One problem I have with the idea of parameterized immunomemes, depending upon how we define them, is that there is a certain implication of order or organization which strikes me as anathematic to macromemetics. To say, as I do in my short story, Electoral College Professor[1], for example, that a candidate being “anti-woman” makes them vulnerable, susceptible, to immunomemes associated with women’s issues, in this case, “issues/memes to do with women.” It’s as if memes are somehow “catalogued” by some kind of memetic Dewey decimal system, and you can look them up by category. That seems to be looking for order and logic where theoretically none is supposed to exist. I guess it’s not a problem if things are left fairly broad. One could imagine “automotive-maintenance-related” memes, and how there might be a parameter that would bring those memes into play.

I feel like I’m chasing my tail some days. Parametric immunomemeplexes are really like a kind of MIAOplex, and a negative one. The MIAOplex, which is a relatively familiar concept in our discussions so far, then becomes, in effect, the parameter. This is really the point I make in Electoral College Professor, that is, that deploying the wrong memes opens one up to immunomemetic deployment by “enemies” which associate one with a “negative” MIAOplex. It’s effectively tying one’s “campaign,” one’s identity, to this large collective of negative memes, memes which undermine one’s position, which are all tied into a MIAOplex, such that invoking any of the memes, or now the ill-fated immunomemetic victim and their memes.

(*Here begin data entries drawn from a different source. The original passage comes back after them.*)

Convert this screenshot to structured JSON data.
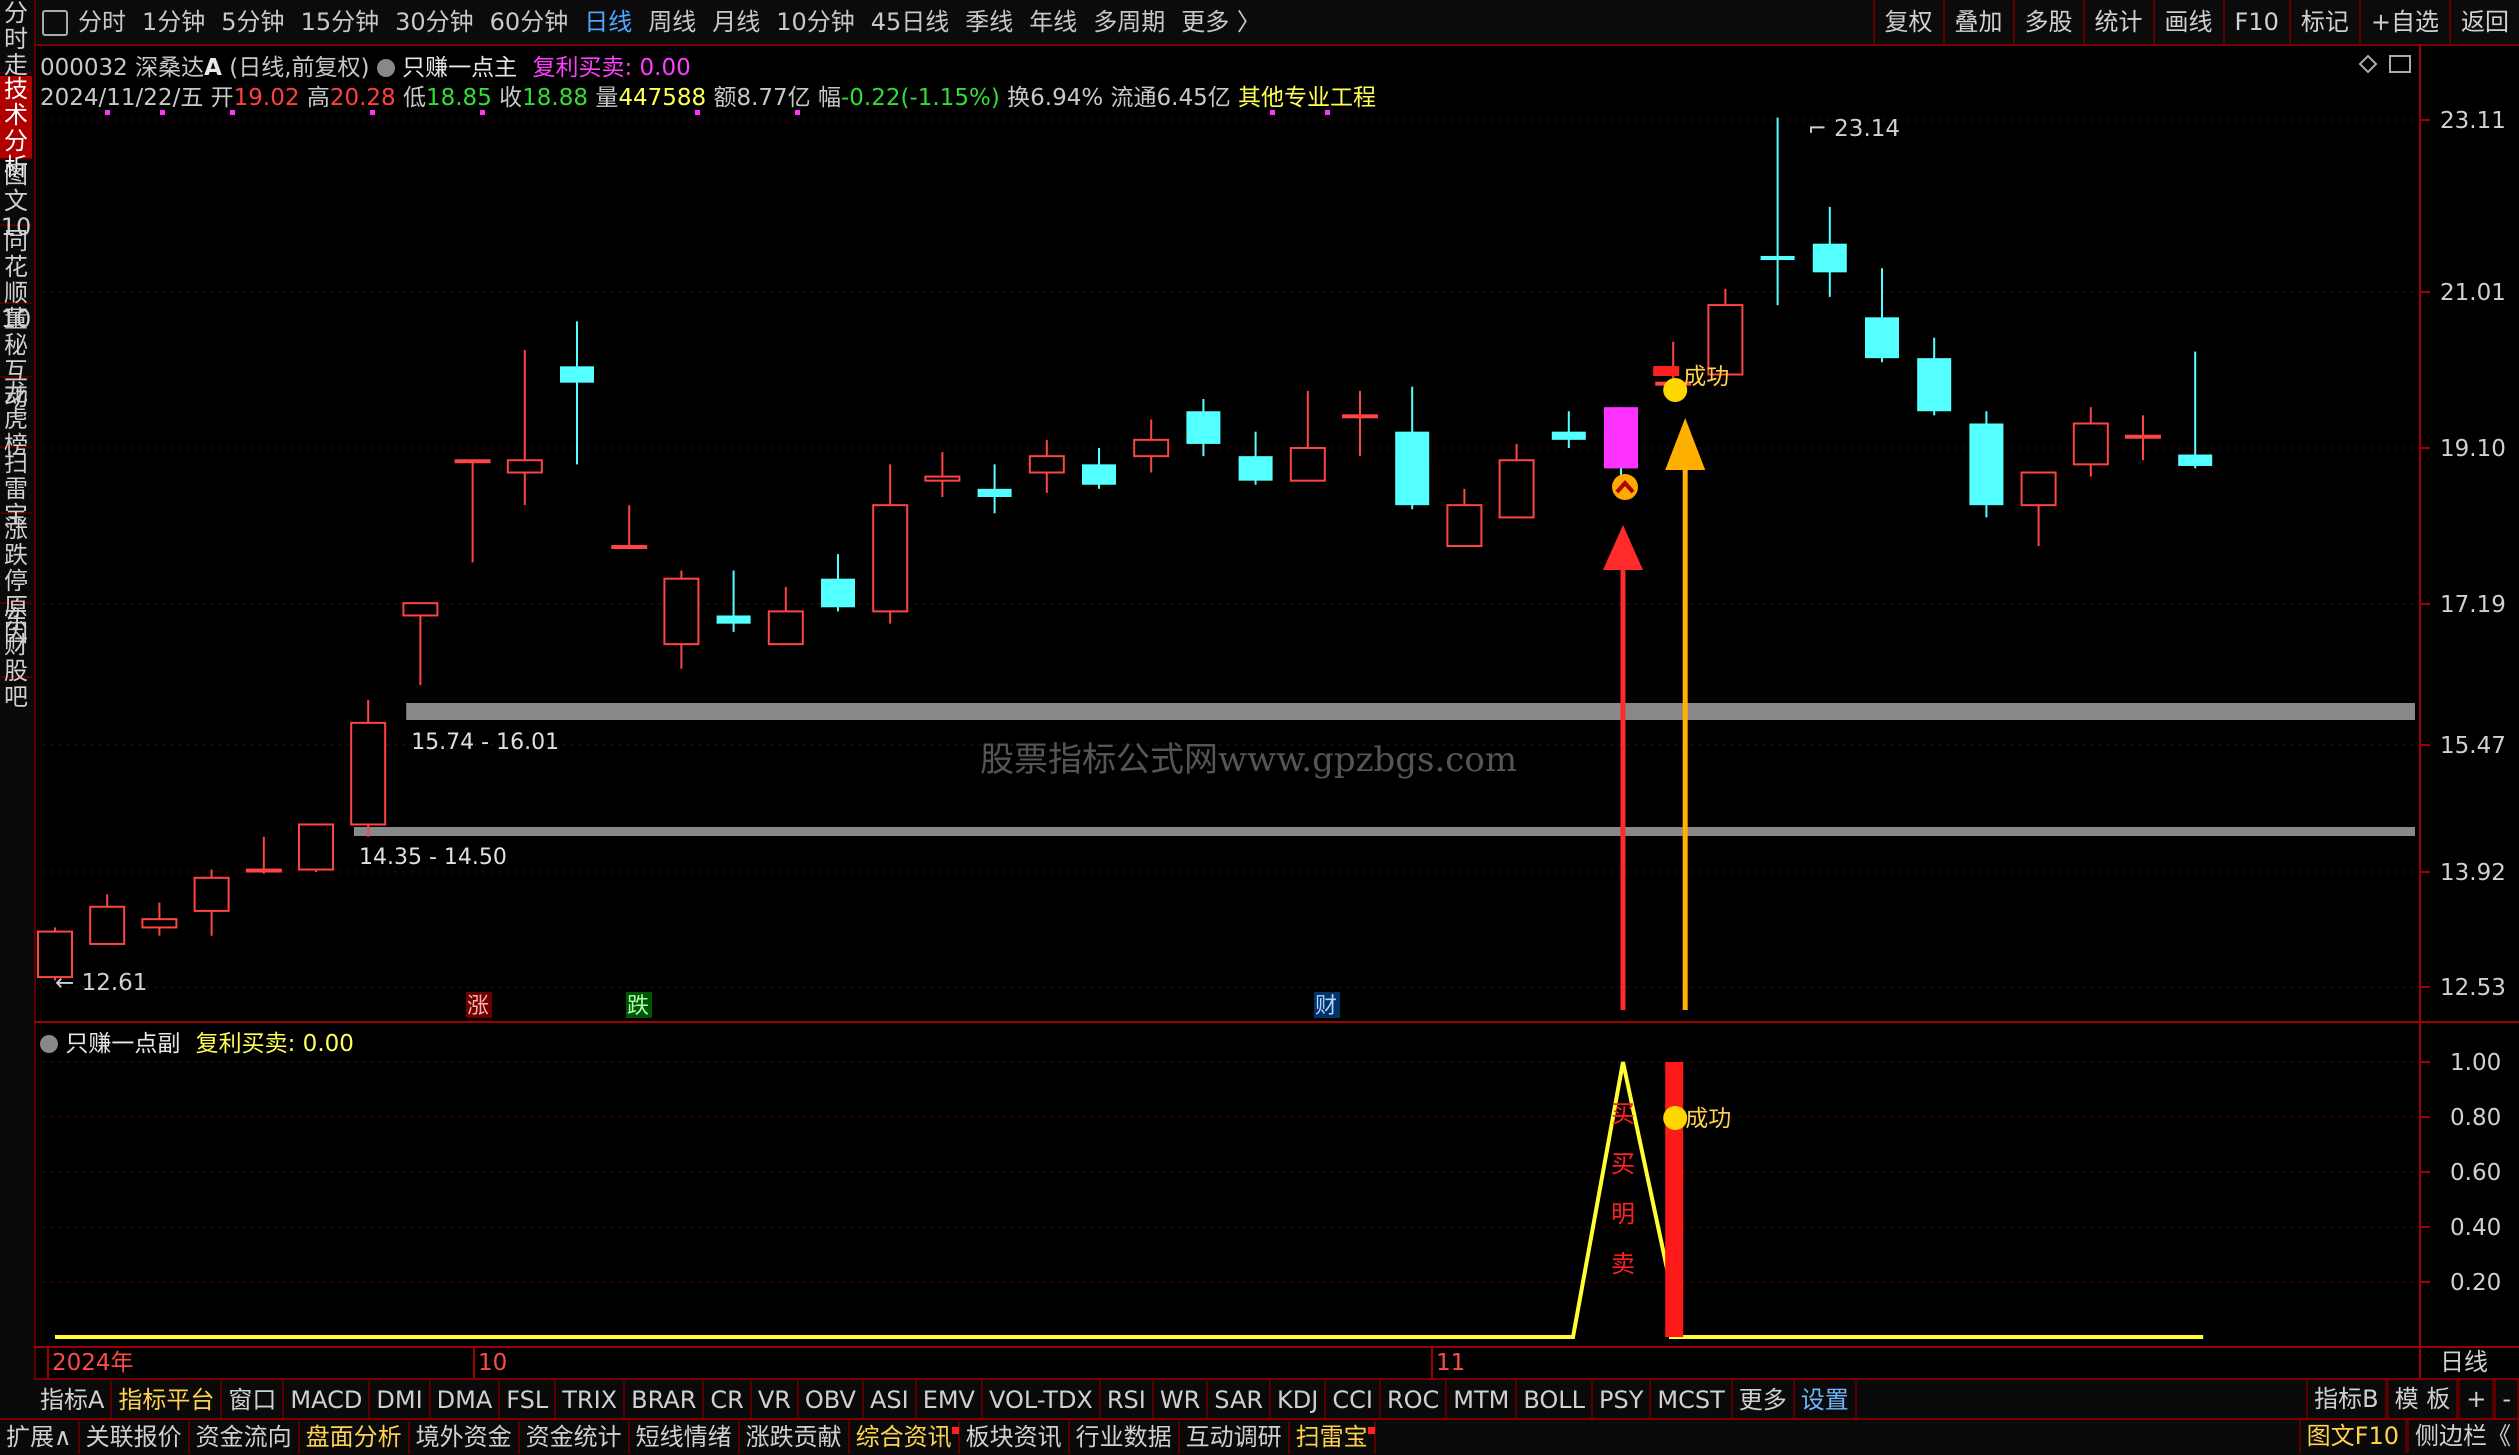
{
  "toolbar": {
    "periods": [
      "分时",
      "1分钟",
      "5分钟",
      "15分钟",
      "30分钟",
      "60分钟",
      "日线",
      "周线",
      "月线",
      "10分钟",
      "45日线",
      "季线",
      "年线",
      "多周期",
      "更多 〉"
    ],
    "active_period": "日线",
    "tools": [
      "复权",
      "叠加",
      "多股",
      "统计",
      "画线",
      "F10",
      "标记",
      "+自选",
      "返回"
    ]
  },
  "sidebar": [
    "分时走势",
    "技术分析",
    "图文10",
    "同花顺10",
    "董秘互动",
    "龙虎榜",
    "扫雷宝",
    "涨跌停原因",
    "东财股吧"
  ],
  "sidebar_active": "技术分析",
  "stock": {
    "code": "000032",
    "name": "深桑达",
    "badge": "A",
    "mode": "(日线,前复权)",
    "indicator_main": "只赚一点主",
    "indicator_value": "复利买卖: 0.00",
    "date": "2024/11/22/五",
    "open_label": "开",
    "open": "19.02",
    "high_label": "高",
    "high": "20.28",
    "low_label": "低",
    "low": "18.85",
    "close_label": "收",
    "close": "18.88",
    "vol_label": "量",
    "vol": "447588",
    "amount_label": "额",
    "amount": "8.77亿",
    "chg_label": "幅",
    "chg": "-0.22(-1.15%)",
    "turnover": "换6.94%",
    "float_cap": "流通6.45亿",
    "sector": "其他专业工程"
  },
  "sub_panel": {
    "title": "只赚一点副",
    "value": "复利买卖: 0.00"
  },
  "chart_data": {
    "type": "candlestick",
    "price_axis_ticks": [
      23.11,
      21.01,
      19.1,
      17.19,
      15.47,
      13.92,
      12.53
    ],
    "price_axis_labels": [
      "23.11",
      "21.01",
      "19.10",
      "17.19",
      "15.47",
      "13.92",
      "12.53"
    ],
    "sub_axis_labels": [
      "1.00",
      "0.80",
      "0.60",
      "0.40",
      "0.20"
    ],
    "x_labels": [
      "2024年",
      "10",
      "11"
    ],
    "candles": [
      {
        "o": 12.65,
        "h": 13.25,
        "l": 12.61,
        "c": 13.2
      },
      {
        "o": 13.05,
        "h": 13.65,
        "l": 13.05,
        "c": 13.5
      },
      {
        "o": 13.25,
        "h": 13.55,
        "l": 13.15,
        "c": 13.35
      },
      {
        "o": 13.45,
        "h": 13.95,
        "l": 13.15,
        "c": 13.85
      },
      {
        "o": 13.95,
        "h": 14.35,
        "l": 13.9,
        "c": 13.95
      },
      {
        "o": 13.95,
        "h": 14.5,
        "l": 13.92,
        "c": 14.5
      },
      {
        "o": 14.5,
        "h": 16.02,
        "l": 14.35,
        "c": 15.74
      },
      {
        "o": 17.05,
        "h": 17.2,
        "l": 16.2,
        "c": 17.2
      },
      {
        "o": 18.95,
        "h": 18.95,
        "l": 17.7,
        "c": 18.95
      },
      {
        "o": 18.8,
        "h": 20.3,
        "l": 18.4,
        "c": 18.95
      },
      {
        "o": 20.1,
        "h": 20.65,
        "l": 18.9,
        "c": 19.9
      },
      {
        "o": 17.9,
        "h": 18.4,
        "l": 17.9,
        "c": 17.9
      },
      {
        "o": 16.7,
        "h": 17.6,
        "l": 16.4,
        "c": 17.5
      },
      {
        "o": 17.05,
        "h": 17.6,
        "l": 16.85,
        "c": 16.95
      },
      {
        "o": 16.7,
        "h": 17.4,
        "l": 16.7,
        "c": 17.1
      },
      {
        "o": 17.5,
        "h": 17.8,
        "l": 17.1,
        "c": 17.15
      },
      {
        "o": 17.1,
        "h": 18.9,
        "l": 16.95,
        "c": 18.4
      },
      {
        "o": 18.7,
        "h": 19.05,
        "l": 18.5,
        "c": 18.75
      },
      {
        "o": 18.6,
        "h": 18.9,
        "l": 18.3,
        "c": 18.5
      },
      {
        "o": 18.8,
        "h": 19.2,
        "l": 18.55,
        "c": 19.0
      },
      {
        "o": 18.9,
        "h": 19.1,
        "l": 18.6,
        "c": 18.65
      },
      {
        "o": 19.0,
        "h": 19.45,
        "l": 18.8,
        "c": 19.2
      },
      {
        "o": 19.55,
        "h": 19.7,
        "l": 19.0,
        "c": 19.15
      },
      {
        "o": 19.0,
        "h": 19.3,
        "l": 18.65,
        "c": 18.7
      },
      {
        "o": 18.7,
        "h": 19.8,
        "l": 18.7,
        "c": 19.1
      },
      {
        "o": 19.5,
        "h": 19.8,
        "l": 19.0,
        "c": 19.5
      },
      {
        "o": 19.3,
        "h": 19.85,
        "l": 18.35,
        "c": 18.4
      },
      {
        "o": 17.9,
        "h": 18.6,
        "l": 17.9,
        "c": 18.4
      },
      {
        "o": 18.25,
        "h": 19.15,
        "l": 18.25,
        "c": 18.95
      },
      {
        "o": 19.3,
        "h": 19.55,
        "l": 19.1,
        "c": 19.2
      },
      {
        "o": 19.6,
        "h": 19.6,
        "l": 18.75,
        "c": 18.85
      },
      {
        "o": 19.9,
        "h": 20.4,
        "l": 19.9,
        "c": 19.9
      },
      {
        "o": 20.0,
        "h": 21.05,
        "l": 20.0,
        "c": 20.85
      },
      {
        "o": 21.45,
        "h": 23.14,
        "l": 20.85,
        "c": 21.4
      },
      {
        "o": 21.6,
        "h": 22.05,
        "l": 20.95,
        "c": 21.25
      },
      {
        "o": 20.7,
        "h": 21.3,
        "l": 20.15,
        "c": 20.2
      },
      {
        "o": 20.2,
        "h": 20.45,
        "l": 19.5,
        "c": 19.55
      },
      {
        "o": 19.4,
        "h": 19.55,
        "l": 18.25,
        "c": 18.4
      },
      {
        "o": 18.4,
        "h": 18.8,
        "l": 17.9,
        "c": 18.8
      },
      {
        "o": 18.9,
        "h": 19.6,
        "l": 18.75,
        "c": 19.4
      },
      {
        "o": 19.25,
        "h": 19.5,
        "l": 18.95,
        "c": 19.25
      },
      {
        "o": 19.02,
        "h": 20.28,
        "l": 18.85,
        "c": 18.88
      }
    ],
    "zones": [
      {
        "label": "15.74 - 16.01",
        "low": 15.74,
        "high": 16.01
      },
      {
        "label": "14.35 - 14.50",
        "low": 14.35,
        "high": 14.5
      }
    ],
    "annotations": {
      "high_mark": "23.14",
      "low_mark": "12.61",
      "success_label": "成功",
      "event_tags": [
        "涨",
        "跌",
        "财"
      ],
      "sub_vertical_text": [
        "买",
        "买",
        "明",
        "卖"
      ]
    },
    "sub_series": {
      "name": "",
      "values_nonzero": [
        {
          "index": 30,
          "value": 1.0
        }
      ],
      "bar_index": 31,
      "bar_value": 1.0
    }
  },
  "indicator_tabs": [
    "指标A",
    "指标平台",
    "窗口",
    "MACD",
    "DMI",
    "DMA",
    "FSL",
    "TRIX",
    "BRAR",
    "CR",
    "VR",
    "OBV",
    "ASI",
    "EMV",
    "VOL-TDX",
    "RSI",
    "WR",
    "SAR",
    "KDJ",
    "CCI",
    "ROC",
    "MTM",
    "BOLL",
    "PSY",
    "MCST",
    "更多",
    "设置"
  ],
  "indicator_right": [
    "指标B",
    "模 板",
    "+",
    "-"
  ],
  "bottom_tabs": [
    "扩展∧",
    "关联报价",
    "资金流向",
    "盘面分析",
    "境外资金",
    "资金统计",
    "短线情绪",
    "涨跌贡献",
    "综合资讯",
    "板块资讯",
    "行业数据",
    "互动调研",
    "扫雷宝"
  ],
  "bottom_right": [
    "图文F10",
    "侧边栏《"
  ],
  "period_label": "日线",
  "watermark": "股票指标公式网www.gpzbgs.com",
  "colors": {
    "up": "#ff4444",
    "down": "#54ffff",
    "background": "#000000",
    "accent": "#b00000"
  }
}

That appears to be the mechanism.

Caught in an Immunomemetic Web

So it looks like there are omniphagic and targeted[2] immunomemes. It might even be more descriptive to talk of immunoMIAOplexes, that is, collections of memes and MIAOs interlinked, for which the major purpose is immunomemetic responses to threats to a given megamemeplex. But that that point, we start to lose any distinctive functional differences between an immunomegamemeplex and a “regular” megamemeplex. And an immunomemeplex may not necessarily “belong” to a given memeplex in any quantifiable way.

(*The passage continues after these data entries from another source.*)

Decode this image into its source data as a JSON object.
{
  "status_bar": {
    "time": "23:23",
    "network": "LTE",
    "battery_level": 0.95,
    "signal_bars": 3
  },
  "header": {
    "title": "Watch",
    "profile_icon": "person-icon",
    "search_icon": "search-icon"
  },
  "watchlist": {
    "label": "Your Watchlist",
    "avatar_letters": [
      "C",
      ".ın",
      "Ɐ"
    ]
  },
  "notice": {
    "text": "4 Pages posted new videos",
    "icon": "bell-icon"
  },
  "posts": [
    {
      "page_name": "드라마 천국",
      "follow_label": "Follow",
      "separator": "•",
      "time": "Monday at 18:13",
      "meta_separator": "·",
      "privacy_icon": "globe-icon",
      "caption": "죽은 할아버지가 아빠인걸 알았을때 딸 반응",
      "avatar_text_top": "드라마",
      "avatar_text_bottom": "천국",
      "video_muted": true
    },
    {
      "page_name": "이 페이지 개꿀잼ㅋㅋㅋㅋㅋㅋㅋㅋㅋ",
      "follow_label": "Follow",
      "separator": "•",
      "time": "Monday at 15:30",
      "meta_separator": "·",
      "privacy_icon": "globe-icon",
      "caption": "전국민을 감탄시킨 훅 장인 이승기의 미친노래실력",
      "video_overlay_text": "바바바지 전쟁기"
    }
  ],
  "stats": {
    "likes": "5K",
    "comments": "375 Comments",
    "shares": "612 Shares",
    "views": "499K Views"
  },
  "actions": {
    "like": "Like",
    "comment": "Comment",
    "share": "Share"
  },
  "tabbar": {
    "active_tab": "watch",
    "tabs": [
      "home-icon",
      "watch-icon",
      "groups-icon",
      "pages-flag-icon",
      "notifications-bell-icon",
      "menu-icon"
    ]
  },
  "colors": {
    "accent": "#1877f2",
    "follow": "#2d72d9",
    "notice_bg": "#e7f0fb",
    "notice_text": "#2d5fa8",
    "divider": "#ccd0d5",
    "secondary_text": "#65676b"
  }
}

Conclusions and Summary

The concept of parameterized immunomemes may have to give way to the idea of memes which link to a given memeplex, which is effectively an immunomemeplex, but only in the sense that much of it’s memetic content results in what we would characterize as “immunomemetic behavior.” We still have to nail down what that is. It may well be related to oppression, so that needs to be rigorously defined.

The idea that words like “committee” and “vote” and “script” are “allergic” for some people is interesting and the point of departure of this essay. However, the idea that they are “parameters” in the fabled “parametric” or “parameterized” immunomeme may in fact be a dry hole. They may just the be most obvious features in otherwise garden variety targeted immunomemes. The real interesting thing may be the mechanism whereby they actually undermine democracy.

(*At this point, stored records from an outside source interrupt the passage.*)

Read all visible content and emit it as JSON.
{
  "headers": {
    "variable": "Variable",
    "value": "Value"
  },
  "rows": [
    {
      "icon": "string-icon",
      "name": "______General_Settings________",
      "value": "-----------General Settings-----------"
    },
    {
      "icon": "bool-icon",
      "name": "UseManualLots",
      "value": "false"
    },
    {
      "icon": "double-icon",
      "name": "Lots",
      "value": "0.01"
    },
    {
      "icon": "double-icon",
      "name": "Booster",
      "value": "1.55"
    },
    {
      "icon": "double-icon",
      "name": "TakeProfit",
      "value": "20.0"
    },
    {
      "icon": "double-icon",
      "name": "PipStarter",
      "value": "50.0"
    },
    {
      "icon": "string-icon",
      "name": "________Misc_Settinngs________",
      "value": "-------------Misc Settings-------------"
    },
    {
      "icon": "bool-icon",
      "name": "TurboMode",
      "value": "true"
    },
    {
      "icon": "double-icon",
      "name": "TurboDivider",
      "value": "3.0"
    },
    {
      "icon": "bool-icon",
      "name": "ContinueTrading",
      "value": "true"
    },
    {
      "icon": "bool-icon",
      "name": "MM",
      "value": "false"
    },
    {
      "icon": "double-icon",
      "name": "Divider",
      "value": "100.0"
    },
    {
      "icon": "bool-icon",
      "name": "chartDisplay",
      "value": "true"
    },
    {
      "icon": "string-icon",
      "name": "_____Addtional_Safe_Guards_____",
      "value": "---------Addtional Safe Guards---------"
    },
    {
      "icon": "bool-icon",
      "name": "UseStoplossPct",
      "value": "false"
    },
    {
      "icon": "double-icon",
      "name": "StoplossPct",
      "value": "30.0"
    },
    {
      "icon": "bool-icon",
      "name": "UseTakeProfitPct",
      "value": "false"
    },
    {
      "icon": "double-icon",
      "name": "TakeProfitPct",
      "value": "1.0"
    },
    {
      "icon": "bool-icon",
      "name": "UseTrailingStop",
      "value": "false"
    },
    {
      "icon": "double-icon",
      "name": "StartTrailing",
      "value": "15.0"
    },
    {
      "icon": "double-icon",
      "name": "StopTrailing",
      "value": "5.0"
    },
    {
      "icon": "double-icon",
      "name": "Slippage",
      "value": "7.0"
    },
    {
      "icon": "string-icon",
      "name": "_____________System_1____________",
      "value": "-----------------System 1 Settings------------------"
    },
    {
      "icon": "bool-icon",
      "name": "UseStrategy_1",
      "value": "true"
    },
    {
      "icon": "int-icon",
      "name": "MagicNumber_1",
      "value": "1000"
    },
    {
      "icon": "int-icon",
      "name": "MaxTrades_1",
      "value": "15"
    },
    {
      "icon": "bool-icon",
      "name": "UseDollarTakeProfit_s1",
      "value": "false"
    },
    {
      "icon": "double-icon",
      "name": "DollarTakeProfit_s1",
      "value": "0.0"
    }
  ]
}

One issue about parametric immunomemes is that who is the invisible hand that puts them into these near categories such that they can be invoked together in response to a certain parameter? A more macromemetic solution, or image, is that of a memeplex, or MIAO, or MIAOplex, that are “linked in” by some kind of memetic invocation or other.

Perhaps I haven’t accomplished much, but I may have at least lighted the way a bit. If the mechanism of immunomemetic action is that of “linking” an individual or memetic system to some “immunomemeplex,” then a number of questions leap to mind. First, how does this “linking” work? Are there examples? Does “post-linking” look the same as oppression?[3] Finally, if all that works out, what do immunomemes and immunomemeplexes and even immunoMIAOplexes look like? Can they then be characterized?

[1] Otherworlds anthology. Westing Press

[2] I need to find a good term for this. I may have already done so somewhere.

[3] As in the oppression of minorities, the poor, et al.